The joint stayed true to its reputation even after bourgeois opulence went out of fashion after WWII. It was the place to go for striptease all the way up 1990s, when there was a major proliferation of strip clubs in the city, however none of them achieved the name recognition of Lotos.
The centre of the city’s vices, probably since the first travellers came to Belgrade in 1880s, however, was the area around the Belgrade train station. The park in front of the Faculty of Economics was famous for operating as a late night market for sex and was affectionately referred to as Picin park (Pussy’s park). The park and the nearby streets were teeming with sex workers and it was a rite of passage for any high-schooler to tell her or his story about being accosted by a sex worker there while coming back home from their night out in one of Savamala’s downmarket kafanas like Paun.

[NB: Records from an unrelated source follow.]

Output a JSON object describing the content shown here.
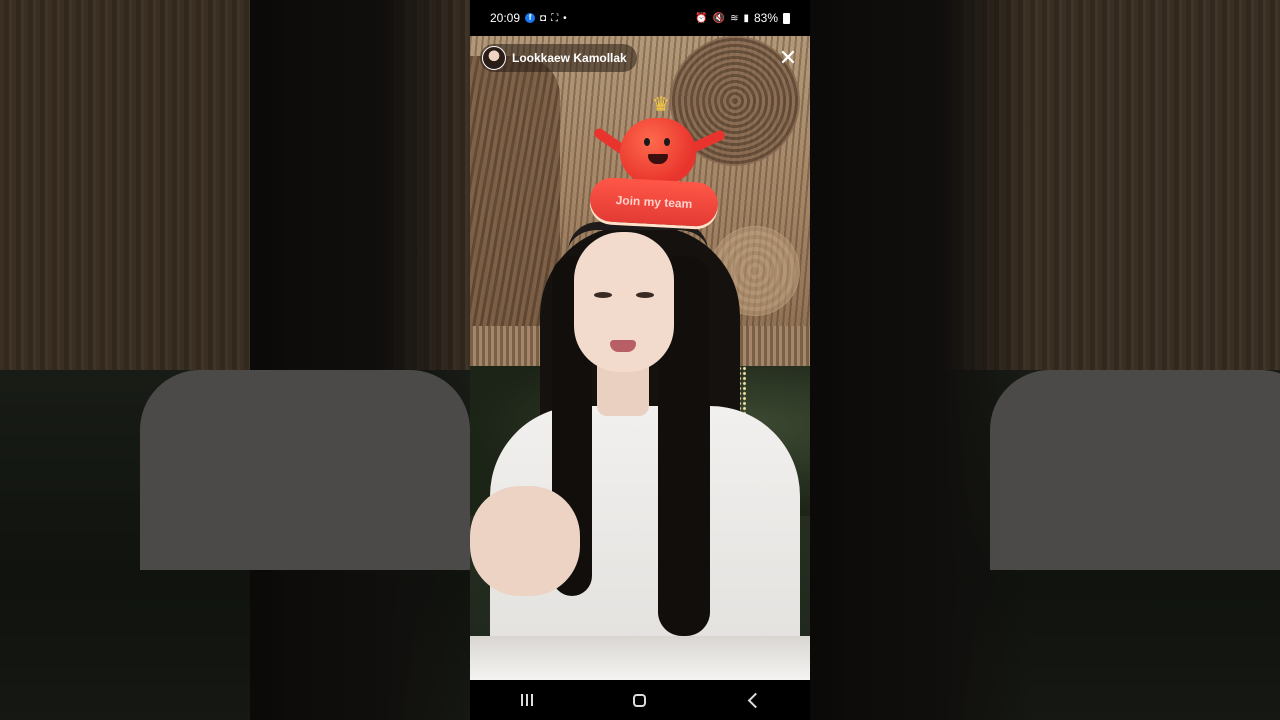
{
  "status_bar": {
    "time": "20:09",
    "left_icons": [
      "facebook-icon",
      "camera-icon",
      "screenshot-icon",
      "dot-icon"
    ],
    "right_icons": [
      "alarm-icon",
      "mute-icon",
      "wifi-icon",
      "signal-icon"
    ],
    "battery": "83%"
  },
  "live": {
    "profile_name": "Lookkaew Kamollak",
    "filter_text": "Join my team"
  },
  "nav": {
    "buttons": [
      "recents-icon",
      "home-icon",
      "back-icon"
    ]
  }
}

The park – actually named after Luka Ćelović who developed most of the neighbourhood and bequeathed it to Belgrade University – was completely changed due to gentrification since late 2000s. First Savamala started attracting hipsters, and then the Belgrade Waterfront luxury development meant that the flux of railway passengers and workers looking for sex services was stopped, as the old train station was closed.
Another staple of the Picin park scene was the nearby Partizan cinema. Located inside the pre-WWII palace housing Veteran associations, after WWII the cinema initially specialised in showing cowboy films. Later on, however, it was the designated porn cinema in the city.
The shift towards blue movies came with showing of the Italian Emmanuelle sexploitation series during 1970s.
While I never visited the cinema (my generation grew up with the internet), I was emotionally attached to it due to the family lore and especially one story involving my, ever jovial, grandma.
In late 1970s, she treated her mother (who was in her 60s then) and her friend with a ticket to see a romantic movie about a lonely girl trying to find love in the unfair world. The two elderly ladies were excited and dressed up for the occasion, only to see the theatre filled with a disproportionate number of men. By the time the first sex scene ended, my great-grandmother’s friend was blushing and frightfully offended.
“Oh, Mrs. Mišic, do you think your daughter thinks we are loose women?”, she asked my great-grandma who was also a bit of prankster herself.
“No, but as awful as this is, my friend, I think we should stay and see how the movie ends.”
The two of them stayed, finished watching whatever sequel of Emmanuelle they were lured in to see, and laughed the whole occasion off afterwards with my grandmother.
My only brushes with Partizan, which closed in late 2000s after the criminal privatisation of Belgrade’s cinema chain Beograd film, were laughing while reading the ludicrous names of its films (Snow-white and the naughty dwarves sticks in memory) and feeling uncomfortable passing by the sex-shop at its front.
Although Belgrade (along with Eastern Europe) has been the subject of much exoticisation in terms of its dens of sin, including a whole performance art work dedicated to the topic by Marina Abramović, I am no longer aware of titillating places such as Lotos, Picin park and Partizan… I guess most of the “sin” is enjoyed virtually nowadays.